Look for the word "cashier" in the entries and copy each line where it appears.

[Records from a data source]
######

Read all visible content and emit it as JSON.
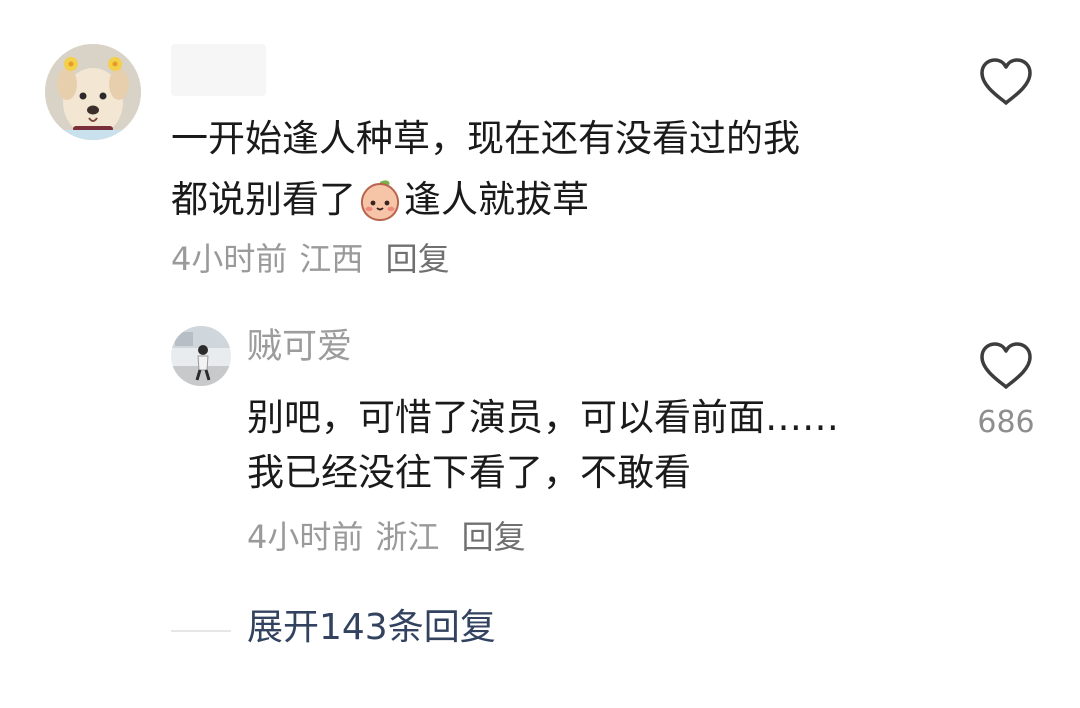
{
  "comments": [
    {
      "username": "",
      "text_line1": "一开始逢人种草，现在还有没看过的我",
      "text_line2_before": "都说别看了",
      "text_line2_emoji": "peach-face-emoji",
      "text_line2_after": "逢人就拔草",
      "time": "4小时前",
      "location": "江西",
      "reply_label": "回复",
      "like_icon": "heart-outline-icon"
    },
    {
      "username": "贼可爱",
      "text_line1": "别吧，可惜了演员，可以看前面……",
      "text_line2": "我已经没往下看了，不敢看",
      "time": "4小时前",
      "location": "浙江",
      "reply_label": "回复",
      "like_icon": "heart-outline-icon",
      "like_count": "686"
    }
  ],
  "expand_replies": {
    "label": "展开143条回复"
  }
}
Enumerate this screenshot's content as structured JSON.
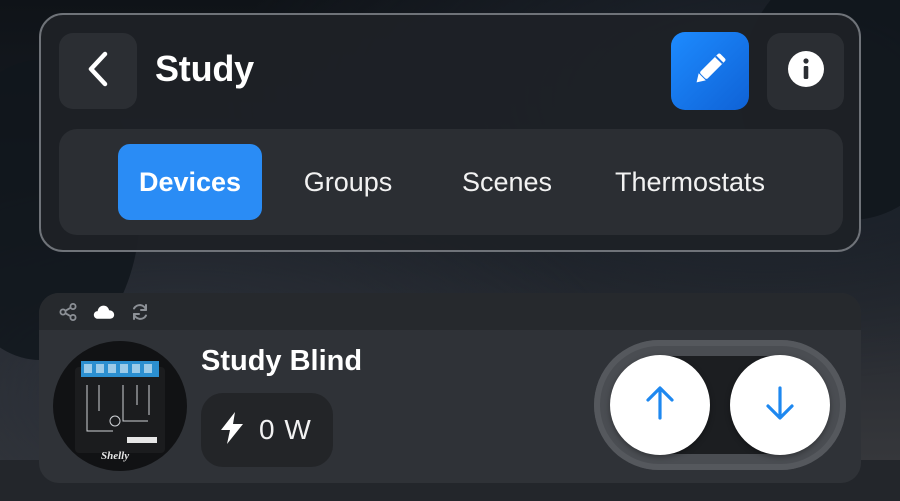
{
  "header": {
    "title": "Study",
    "back_icon": "chevron-left-icon",
    "edit_icon": "pencil-icon",
    "info_icon": "info-icon",
    "accent_color": "#2a8cf5"
  },
  "tabs": [
    {
      "label": "Devices",
      "active": true
    },
    {
      "label": "Groups",
      "active": false
    },
    {
      "label": "Scenes",
      "active": false
    },
    {
      "label": "Thermostats",
      "active": false
    }
  ],
  "device": {
    "status_icons": [
      "share-icon",
      "cloud-icon",
      "sync-icon"
    ],
    "image_icon": "shelly-relay-module",
    "name": "Study Blind",
    "power_icon": "lightning-bolt-icon",
    "power": "0 W",
    "controls": {
      "up_icon": "arrow-up-icon",
      "down_icon": "arrow-down-icon"
    }
  }
}
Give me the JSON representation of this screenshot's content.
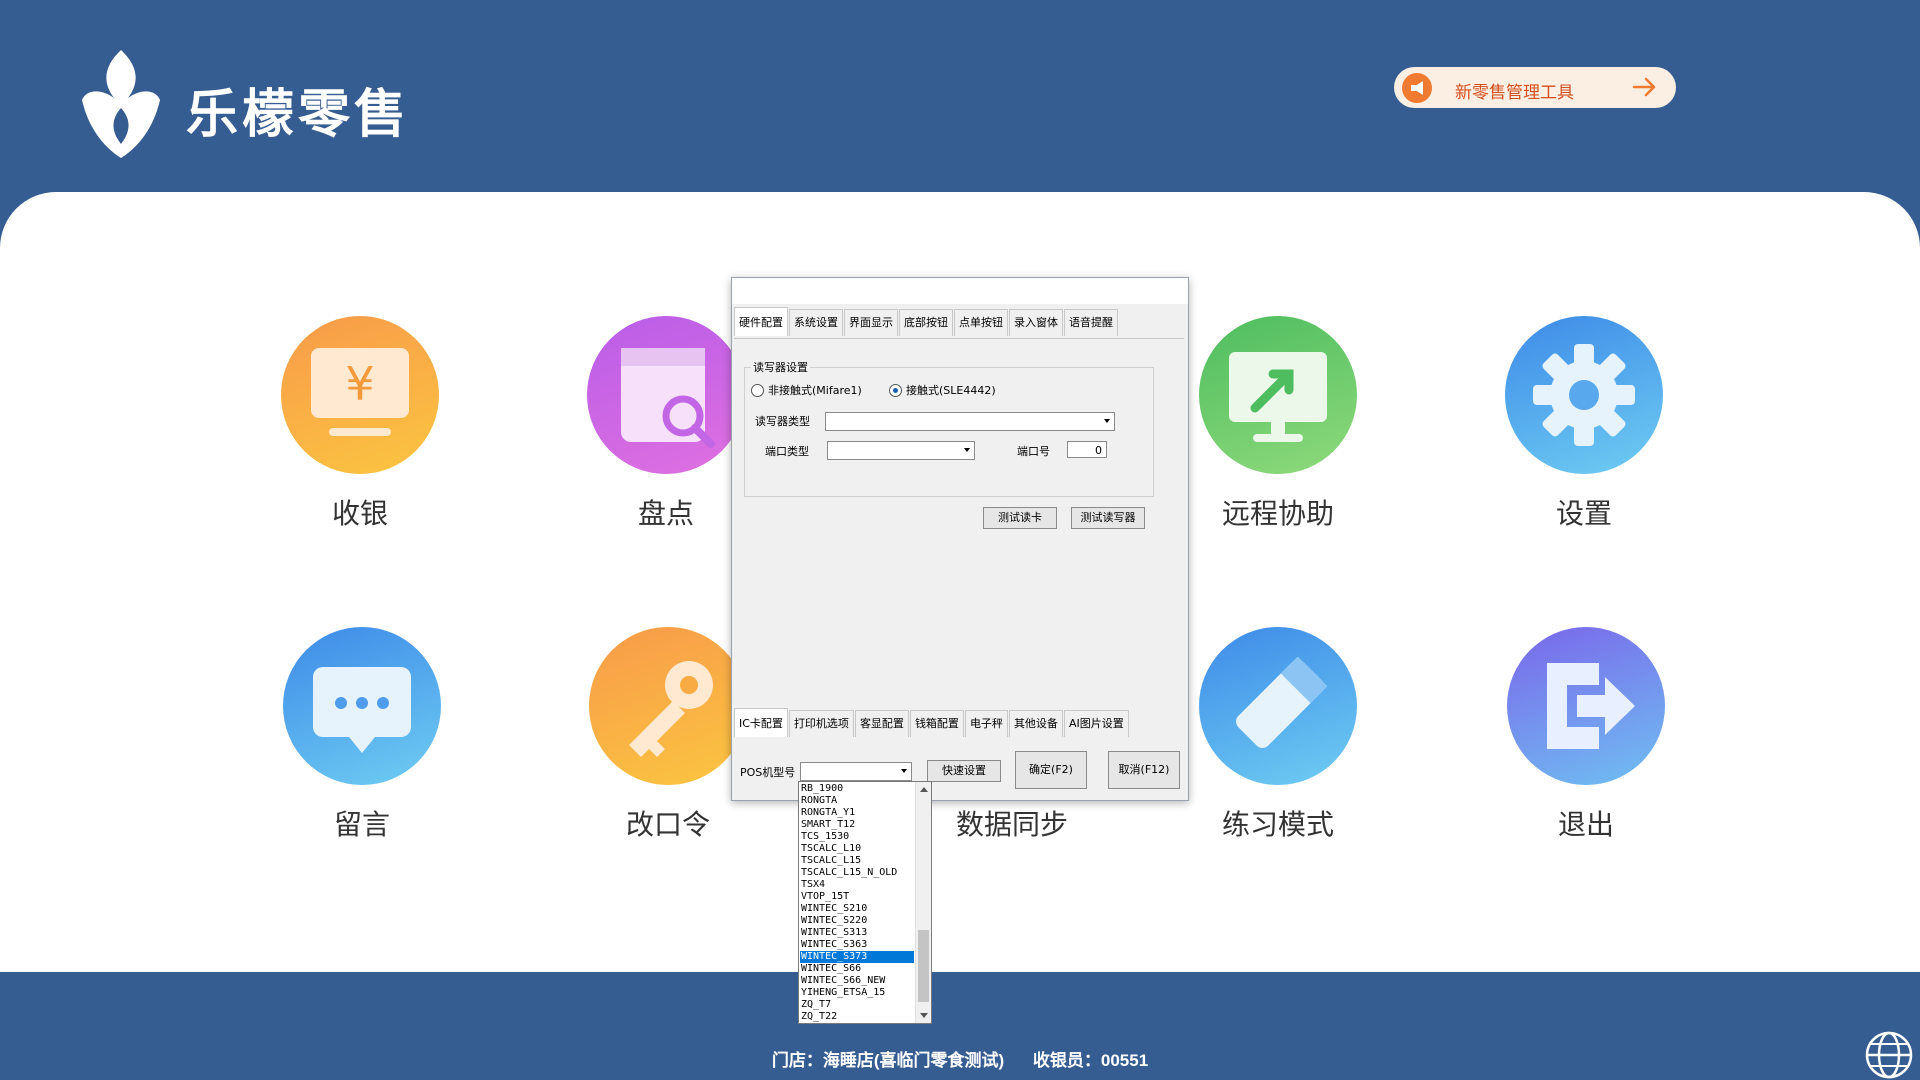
{
  "header": {
    "brand": "乐檬零售",
    "tool_button": "新零售管理工具"
  },
  "tiles": [
    {
      "label": "收银",
      "icon": "cashier-icon"
    },
    {
      "label": "盘点",
      "icon": "inventory-icon"
    },
    {
      "label": "远程协助",
      "icon": "remote-assist-icon"
    },
    {
      "label": "设置",
      "icon": "settings-gear-icon"
    },
    {
      "label": "留言",
      "icon": "message-icon"
    },
    {
      "label": "改口令",
      "icon": "key-icon"
    },
    {
      "label": "数据同步",
      "icon": "sync-icon"
    },
    {
      "label": "练习模式",
      "icon": "eraser-icon"
    },
    {
      "label": "退出",
      "icon": "exit-icon"
    }
  ],
  "footer": {
    "store": "门店：海睡店(喜临门零食测试)",
    "cashier": "收银员：00551"
  },
  "dialog": {
    "top_tabs": [
      "硬件配置",
      "系统设置",
      "界面显示",
      "底部按钮",
      "点单按钮",
      "录入窗体",
      "语音提醒"
    ],
    "group_title": "读写器设置",
    "radio_contactless": "非接触式(Mifare1)",
    "radio_contact": "接触式(SLE4442)",
    "reader_type_label": "读写器类型",
    "port_type_label": "端口类型",
    "port_no_label": "端口号",
    "port_no_value": "0",
    "btn_test_card": "测试读卡",
    "btn_test_reader": "测试读写器",
    "bottom_tabs": [
      "IC卡配置",
      "打印机选项",
      "客显配置",
      "钱箱配置",
      "电子秤",
      "其他设备",
      "AI图片设置"
    ],
    "pos_model_label": "POS机型号",
    "btn_quick": "快速设置",
    "btn_ok": "确定(F2)",
    "btn_cancel": "取消(F12)"
  },
  "dropdown_items": [
    "RB_1900",
    "RONGTA",
    "RONGTA_Y1",
    "SMART_T12",
    "TCS_1530",
    "TSCALC_L10",
    "TSCALC_L15",
    "TSCALC_L15_N_OLD",
    "TSX4",
    "VTOP_15T",
    "WINTEC_S210",
    "WINTEC_S220",
    "WINTEC_S313",
    "WINTEC_S363",
    "WINTEC_S373",
    "WINTEC_S66",
    "WINTEC_S66_NEW",
    "YIHENG_ETSA_15",
    "ZQ_T7",
    "ZQ_T22"
  ],
  "selected_index": 14
}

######

RESPONSE TO THE EXERCISE:
      "icon": "cashier-icon"
    "cashier": "收银员：00551"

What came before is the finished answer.